╭─ Data extracts

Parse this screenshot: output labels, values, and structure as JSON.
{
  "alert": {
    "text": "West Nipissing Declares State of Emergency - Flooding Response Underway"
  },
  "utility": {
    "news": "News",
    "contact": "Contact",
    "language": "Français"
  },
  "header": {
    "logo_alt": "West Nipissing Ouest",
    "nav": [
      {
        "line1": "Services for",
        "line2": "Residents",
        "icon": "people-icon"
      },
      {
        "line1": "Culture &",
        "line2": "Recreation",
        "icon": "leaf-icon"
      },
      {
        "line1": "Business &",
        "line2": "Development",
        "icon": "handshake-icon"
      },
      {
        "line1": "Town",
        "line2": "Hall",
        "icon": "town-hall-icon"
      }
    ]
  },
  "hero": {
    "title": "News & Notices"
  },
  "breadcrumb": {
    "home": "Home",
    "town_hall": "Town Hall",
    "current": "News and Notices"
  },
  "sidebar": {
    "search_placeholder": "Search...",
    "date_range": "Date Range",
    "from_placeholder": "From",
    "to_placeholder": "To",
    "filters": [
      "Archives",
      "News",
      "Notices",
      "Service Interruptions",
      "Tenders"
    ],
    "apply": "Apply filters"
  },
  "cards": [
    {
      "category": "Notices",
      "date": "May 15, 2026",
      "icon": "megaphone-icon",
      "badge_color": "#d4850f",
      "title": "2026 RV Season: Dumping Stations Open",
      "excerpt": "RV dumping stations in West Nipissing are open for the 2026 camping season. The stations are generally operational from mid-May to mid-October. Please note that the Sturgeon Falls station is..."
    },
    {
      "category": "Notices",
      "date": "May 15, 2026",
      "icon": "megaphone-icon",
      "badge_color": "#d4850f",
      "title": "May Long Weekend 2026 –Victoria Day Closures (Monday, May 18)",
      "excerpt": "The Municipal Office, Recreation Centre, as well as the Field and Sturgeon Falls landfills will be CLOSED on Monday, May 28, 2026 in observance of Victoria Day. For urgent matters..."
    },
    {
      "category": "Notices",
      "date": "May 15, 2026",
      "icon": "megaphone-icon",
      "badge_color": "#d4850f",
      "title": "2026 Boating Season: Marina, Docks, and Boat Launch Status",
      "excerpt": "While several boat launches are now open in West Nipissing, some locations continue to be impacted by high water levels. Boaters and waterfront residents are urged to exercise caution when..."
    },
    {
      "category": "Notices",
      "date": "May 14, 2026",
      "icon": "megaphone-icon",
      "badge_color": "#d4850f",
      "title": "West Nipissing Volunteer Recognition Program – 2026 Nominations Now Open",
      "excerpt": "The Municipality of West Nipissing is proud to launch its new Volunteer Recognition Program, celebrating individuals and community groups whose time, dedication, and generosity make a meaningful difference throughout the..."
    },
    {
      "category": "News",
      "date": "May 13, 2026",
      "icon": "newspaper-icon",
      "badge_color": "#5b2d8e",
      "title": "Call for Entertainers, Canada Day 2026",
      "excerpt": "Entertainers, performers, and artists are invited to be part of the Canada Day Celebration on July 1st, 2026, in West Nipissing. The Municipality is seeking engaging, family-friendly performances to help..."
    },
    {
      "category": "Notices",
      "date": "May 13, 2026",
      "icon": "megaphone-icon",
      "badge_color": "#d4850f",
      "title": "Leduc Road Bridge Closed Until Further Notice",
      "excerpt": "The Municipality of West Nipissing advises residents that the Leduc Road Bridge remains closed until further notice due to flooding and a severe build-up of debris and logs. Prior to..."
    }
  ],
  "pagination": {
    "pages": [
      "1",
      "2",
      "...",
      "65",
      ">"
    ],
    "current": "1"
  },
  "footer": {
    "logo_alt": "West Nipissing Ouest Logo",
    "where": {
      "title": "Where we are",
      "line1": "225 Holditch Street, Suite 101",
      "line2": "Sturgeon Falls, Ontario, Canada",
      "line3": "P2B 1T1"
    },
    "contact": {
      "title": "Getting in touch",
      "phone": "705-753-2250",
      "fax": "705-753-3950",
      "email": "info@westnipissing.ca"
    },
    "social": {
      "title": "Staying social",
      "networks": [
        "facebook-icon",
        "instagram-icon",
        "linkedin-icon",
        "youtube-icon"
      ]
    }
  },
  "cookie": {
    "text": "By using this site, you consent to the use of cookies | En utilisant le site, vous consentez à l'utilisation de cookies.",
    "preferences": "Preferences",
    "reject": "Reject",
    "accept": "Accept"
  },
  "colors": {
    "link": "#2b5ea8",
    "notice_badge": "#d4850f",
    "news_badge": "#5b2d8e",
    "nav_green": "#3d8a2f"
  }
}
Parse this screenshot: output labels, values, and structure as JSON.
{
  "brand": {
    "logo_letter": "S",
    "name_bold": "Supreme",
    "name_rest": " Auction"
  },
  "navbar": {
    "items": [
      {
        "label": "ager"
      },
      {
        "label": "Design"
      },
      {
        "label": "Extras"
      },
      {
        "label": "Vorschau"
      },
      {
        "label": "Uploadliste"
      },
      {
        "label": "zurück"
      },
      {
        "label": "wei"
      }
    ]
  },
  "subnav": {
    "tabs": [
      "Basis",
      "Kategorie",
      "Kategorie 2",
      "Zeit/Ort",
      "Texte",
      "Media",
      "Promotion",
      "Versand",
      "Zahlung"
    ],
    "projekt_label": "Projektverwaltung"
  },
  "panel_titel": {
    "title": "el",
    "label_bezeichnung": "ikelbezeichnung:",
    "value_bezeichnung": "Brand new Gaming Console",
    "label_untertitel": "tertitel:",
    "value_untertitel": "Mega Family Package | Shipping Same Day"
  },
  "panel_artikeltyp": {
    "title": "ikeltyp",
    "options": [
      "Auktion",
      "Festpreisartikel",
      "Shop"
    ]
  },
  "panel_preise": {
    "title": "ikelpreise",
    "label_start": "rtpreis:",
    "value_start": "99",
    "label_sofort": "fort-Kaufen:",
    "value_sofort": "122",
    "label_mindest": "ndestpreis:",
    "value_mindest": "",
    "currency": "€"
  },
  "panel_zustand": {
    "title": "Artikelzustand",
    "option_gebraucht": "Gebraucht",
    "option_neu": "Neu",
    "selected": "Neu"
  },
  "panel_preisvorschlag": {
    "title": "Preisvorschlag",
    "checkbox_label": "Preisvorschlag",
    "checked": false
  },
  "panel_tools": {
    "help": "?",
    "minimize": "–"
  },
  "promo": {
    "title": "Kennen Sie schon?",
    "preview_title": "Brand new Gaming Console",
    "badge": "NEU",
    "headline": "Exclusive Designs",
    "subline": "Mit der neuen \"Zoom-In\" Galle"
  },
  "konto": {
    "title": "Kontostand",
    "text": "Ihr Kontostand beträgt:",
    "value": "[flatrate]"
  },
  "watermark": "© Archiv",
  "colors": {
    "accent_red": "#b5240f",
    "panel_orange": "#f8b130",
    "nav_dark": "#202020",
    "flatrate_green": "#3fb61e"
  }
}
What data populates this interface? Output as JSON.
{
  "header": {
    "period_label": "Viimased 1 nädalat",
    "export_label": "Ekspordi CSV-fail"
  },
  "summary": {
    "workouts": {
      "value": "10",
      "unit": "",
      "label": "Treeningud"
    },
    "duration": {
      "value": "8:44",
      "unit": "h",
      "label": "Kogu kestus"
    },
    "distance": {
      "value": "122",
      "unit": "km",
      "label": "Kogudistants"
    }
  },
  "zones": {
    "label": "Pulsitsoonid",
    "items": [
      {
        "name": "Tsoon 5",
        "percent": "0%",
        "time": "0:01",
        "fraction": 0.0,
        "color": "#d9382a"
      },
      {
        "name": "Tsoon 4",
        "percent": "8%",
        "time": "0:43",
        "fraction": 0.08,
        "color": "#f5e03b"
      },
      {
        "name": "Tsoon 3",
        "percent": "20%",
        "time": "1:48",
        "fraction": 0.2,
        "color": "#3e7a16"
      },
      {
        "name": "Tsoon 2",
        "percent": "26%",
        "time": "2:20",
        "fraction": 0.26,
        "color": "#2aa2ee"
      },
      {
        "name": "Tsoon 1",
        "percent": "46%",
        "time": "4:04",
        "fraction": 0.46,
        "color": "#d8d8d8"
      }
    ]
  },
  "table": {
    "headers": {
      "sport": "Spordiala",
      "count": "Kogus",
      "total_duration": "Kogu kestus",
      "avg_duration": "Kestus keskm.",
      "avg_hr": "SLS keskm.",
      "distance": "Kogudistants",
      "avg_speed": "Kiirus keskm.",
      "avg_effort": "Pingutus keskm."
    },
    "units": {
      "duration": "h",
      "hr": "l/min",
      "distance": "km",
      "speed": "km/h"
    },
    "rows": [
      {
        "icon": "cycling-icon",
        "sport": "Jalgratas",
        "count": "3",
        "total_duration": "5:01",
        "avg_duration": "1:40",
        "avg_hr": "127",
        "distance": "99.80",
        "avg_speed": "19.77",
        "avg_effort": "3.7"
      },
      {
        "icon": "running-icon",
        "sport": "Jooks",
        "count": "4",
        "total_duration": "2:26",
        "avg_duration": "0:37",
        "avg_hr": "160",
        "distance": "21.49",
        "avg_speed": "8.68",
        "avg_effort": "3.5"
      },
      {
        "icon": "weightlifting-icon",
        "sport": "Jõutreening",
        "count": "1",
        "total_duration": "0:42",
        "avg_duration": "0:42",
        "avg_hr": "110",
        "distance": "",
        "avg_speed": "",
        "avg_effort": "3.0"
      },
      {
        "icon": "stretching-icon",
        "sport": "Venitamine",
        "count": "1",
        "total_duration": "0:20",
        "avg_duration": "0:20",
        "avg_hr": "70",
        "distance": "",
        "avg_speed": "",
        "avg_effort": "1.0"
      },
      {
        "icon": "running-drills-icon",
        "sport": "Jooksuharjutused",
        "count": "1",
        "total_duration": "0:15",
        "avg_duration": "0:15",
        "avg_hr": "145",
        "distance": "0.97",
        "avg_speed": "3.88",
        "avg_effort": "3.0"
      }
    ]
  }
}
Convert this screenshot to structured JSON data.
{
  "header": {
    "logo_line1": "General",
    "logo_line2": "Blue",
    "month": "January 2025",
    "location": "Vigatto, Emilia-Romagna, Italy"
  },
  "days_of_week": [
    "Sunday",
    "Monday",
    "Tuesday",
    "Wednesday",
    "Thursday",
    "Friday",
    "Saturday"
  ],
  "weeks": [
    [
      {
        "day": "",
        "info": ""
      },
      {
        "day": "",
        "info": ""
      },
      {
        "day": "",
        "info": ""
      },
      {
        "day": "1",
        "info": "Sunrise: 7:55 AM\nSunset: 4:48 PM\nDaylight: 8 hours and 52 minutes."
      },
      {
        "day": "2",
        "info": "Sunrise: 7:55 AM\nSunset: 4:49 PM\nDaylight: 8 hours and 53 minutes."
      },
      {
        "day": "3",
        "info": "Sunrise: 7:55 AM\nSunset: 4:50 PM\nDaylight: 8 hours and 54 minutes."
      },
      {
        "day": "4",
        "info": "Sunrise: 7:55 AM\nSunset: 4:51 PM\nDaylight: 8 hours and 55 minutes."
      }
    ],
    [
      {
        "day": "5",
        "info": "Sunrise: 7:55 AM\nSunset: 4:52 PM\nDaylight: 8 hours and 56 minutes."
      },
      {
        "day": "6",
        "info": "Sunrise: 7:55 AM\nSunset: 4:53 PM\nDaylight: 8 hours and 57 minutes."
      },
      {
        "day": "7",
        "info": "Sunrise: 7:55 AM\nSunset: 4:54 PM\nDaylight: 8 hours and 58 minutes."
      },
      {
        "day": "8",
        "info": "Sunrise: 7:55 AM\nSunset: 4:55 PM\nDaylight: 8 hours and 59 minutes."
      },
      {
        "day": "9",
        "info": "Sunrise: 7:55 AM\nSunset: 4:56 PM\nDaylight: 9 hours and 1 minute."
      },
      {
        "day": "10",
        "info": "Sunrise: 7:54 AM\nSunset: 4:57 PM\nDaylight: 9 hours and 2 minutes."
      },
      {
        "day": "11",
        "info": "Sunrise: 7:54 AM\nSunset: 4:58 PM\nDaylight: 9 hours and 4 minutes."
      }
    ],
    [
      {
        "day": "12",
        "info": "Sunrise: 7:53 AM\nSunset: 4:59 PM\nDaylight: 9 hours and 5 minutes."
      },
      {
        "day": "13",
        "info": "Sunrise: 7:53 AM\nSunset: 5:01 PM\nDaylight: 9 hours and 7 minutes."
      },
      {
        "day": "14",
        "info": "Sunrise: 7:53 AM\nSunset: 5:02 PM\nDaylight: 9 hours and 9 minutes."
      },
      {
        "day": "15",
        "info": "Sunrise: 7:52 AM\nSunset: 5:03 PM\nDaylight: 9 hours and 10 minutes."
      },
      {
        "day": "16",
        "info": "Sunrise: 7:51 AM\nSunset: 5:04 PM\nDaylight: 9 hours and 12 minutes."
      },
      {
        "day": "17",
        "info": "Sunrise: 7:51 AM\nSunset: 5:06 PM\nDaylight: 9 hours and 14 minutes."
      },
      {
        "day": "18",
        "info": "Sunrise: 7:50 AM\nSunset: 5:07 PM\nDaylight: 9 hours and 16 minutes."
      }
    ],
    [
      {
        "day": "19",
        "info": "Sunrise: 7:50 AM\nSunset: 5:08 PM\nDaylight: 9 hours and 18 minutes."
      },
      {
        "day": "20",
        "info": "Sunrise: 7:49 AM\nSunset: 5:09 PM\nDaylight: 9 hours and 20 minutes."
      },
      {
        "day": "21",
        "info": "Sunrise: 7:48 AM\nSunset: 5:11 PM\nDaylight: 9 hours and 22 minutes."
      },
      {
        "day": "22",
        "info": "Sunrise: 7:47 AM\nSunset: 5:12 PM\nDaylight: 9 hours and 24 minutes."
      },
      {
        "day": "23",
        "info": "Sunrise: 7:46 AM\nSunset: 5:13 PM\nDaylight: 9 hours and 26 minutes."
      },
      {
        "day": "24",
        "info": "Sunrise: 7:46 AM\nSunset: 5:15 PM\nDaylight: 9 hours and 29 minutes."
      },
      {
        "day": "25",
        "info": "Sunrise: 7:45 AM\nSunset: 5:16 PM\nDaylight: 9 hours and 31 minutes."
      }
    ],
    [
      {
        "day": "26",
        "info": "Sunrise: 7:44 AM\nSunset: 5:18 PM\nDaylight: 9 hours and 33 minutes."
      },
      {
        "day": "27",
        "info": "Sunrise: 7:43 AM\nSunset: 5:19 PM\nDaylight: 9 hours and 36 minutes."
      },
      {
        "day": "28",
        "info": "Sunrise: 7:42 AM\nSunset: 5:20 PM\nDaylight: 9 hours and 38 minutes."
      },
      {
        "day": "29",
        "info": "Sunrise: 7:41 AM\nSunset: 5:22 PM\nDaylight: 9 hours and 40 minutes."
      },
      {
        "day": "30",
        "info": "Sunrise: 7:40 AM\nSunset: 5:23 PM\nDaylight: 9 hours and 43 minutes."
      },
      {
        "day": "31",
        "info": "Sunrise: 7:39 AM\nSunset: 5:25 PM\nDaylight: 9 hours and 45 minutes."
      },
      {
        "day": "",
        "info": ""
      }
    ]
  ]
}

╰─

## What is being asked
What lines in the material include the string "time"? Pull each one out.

## Response to this task
      "excerpt": "The Municipality of West Nipissing is proud to launch its new Volunteer Recognition Program, celebrating individuals and community groups whose time, dedication, and generosity make a meaningful difference throughout the..."
        "time": "0:01",
        "time": "0:43",
        "time": "1:48",
        "time": "2:20",
        "time": "4:04",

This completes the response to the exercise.